Every line in the entries where "Essay" is found should be copied.

::: Exercise data

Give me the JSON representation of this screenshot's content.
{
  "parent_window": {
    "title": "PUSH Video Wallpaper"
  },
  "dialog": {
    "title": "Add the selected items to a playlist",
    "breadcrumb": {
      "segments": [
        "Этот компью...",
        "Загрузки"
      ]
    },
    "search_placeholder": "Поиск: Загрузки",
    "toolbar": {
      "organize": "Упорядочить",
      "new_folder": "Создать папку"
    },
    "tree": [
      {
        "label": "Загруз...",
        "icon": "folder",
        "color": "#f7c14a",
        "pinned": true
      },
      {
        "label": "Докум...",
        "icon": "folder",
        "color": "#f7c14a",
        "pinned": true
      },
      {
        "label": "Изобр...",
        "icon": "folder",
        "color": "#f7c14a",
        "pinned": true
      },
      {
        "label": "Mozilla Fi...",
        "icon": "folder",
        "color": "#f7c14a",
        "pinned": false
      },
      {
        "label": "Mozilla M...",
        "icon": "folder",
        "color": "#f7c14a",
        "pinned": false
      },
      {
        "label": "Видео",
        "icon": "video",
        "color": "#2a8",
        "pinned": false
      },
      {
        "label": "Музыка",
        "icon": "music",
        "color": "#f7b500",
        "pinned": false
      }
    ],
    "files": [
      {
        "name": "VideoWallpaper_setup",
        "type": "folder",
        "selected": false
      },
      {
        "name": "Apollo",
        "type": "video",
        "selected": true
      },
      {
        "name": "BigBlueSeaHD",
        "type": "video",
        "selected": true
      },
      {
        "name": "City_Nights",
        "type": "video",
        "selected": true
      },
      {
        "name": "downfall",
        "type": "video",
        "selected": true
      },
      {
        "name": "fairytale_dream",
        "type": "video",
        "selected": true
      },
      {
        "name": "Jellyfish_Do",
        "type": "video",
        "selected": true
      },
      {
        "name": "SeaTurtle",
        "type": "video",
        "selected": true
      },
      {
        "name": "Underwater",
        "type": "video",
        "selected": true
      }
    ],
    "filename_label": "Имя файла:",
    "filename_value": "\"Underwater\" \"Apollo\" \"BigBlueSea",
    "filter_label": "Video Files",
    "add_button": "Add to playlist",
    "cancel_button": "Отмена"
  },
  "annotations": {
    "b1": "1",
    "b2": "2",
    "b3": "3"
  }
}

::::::
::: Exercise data

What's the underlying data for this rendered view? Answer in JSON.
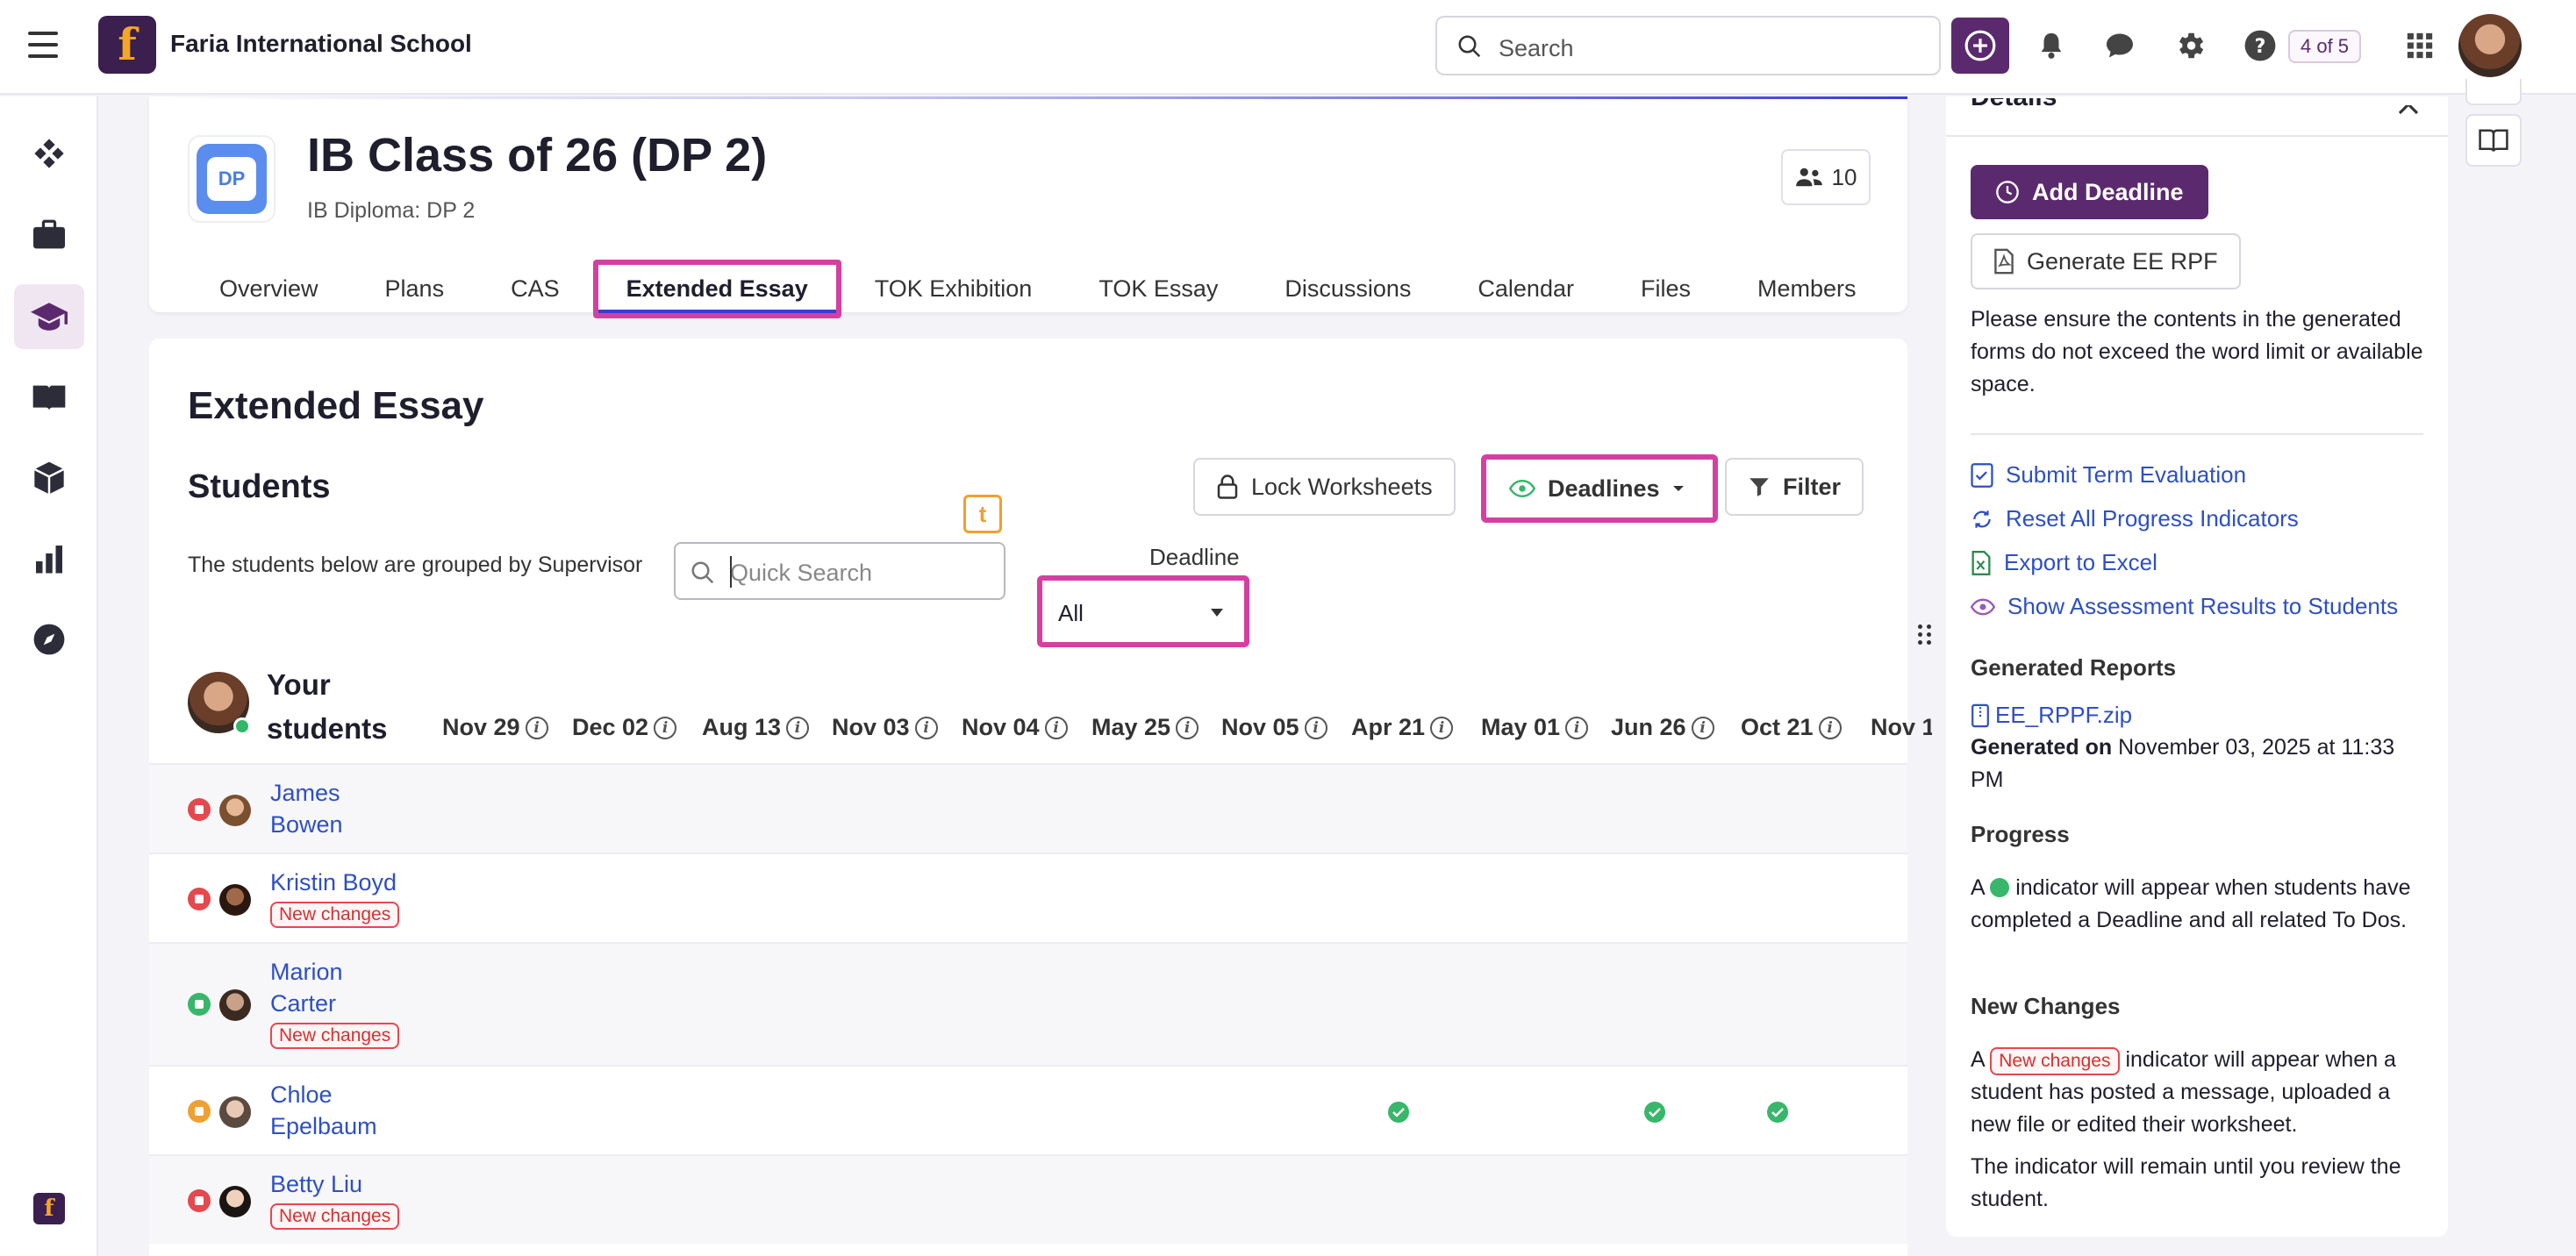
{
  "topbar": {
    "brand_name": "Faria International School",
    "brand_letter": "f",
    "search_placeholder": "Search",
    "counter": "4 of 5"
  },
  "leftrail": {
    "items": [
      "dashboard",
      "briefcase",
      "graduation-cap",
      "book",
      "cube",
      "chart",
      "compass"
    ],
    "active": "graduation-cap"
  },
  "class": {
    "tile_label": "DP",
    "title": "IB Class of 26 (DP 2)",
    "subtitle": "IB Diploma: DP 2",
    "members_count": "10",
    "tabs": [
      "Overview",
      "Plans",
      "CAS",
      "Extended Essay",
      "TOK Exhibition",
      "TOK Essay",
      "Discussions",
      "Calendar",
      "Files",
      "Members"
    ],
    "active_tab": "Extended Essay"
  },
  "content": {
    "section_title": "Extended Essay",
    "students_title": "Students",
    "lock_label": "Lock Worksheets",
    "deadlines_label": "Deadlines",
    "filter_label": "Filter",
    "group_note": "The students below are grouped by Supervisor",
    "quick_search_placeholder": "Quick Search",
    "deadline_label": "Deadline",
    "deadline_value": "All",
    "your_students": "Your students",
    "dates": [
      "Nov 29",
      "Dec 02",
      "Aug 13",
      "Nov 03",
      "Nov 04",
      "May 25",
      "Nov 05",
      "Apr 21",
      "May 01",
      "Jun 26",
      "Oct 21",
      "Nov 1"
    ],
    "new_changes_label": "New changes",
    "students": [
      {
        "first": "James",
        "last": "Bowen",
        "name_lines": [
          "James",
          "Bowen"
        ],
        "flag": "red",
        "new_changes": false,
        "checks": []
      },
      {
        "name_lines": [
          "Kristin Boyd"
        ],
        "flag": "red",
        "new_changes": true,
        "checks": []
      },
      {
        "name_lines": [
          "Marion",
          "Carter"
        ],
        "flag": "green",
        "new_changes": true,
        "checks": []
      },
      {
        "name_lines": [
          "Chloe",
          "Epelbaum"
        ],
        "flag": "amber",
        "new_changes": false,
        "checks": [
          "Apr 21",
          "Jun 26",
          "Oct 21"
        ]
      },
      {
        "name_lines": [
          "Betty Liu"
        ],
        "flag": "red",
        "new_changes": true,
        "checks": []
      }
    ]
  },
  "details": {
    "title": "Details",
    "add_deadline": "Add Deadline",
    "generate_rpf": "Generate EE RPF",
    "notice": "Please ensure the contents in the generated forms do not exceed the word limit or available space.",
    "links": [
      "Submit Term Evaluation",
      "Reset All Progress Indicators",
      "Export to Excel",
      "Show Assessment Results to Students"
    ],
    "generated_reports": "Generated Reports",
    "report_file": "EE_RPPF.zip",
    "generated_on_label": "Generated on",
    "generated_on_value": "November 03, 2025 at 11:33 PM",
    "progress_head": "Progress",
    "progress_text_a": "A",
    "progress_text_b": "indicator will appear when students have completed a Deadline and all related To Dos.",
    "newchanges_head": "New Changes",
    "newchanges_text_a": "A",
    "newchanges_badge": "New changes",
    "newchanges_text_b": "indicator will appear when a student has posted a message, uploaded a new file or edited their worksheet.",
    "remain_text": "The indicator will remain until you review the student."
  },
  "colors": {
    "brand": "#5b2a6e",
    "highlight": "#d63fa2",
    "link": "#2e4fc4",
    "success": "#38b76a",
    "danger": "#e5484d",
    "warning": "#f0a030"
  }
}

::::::

- **Answer section**:
      "Extended Essay",
      "TOK Essay",
    "active_tab": "Extended Essay"
    "section_title": "Extended Essay",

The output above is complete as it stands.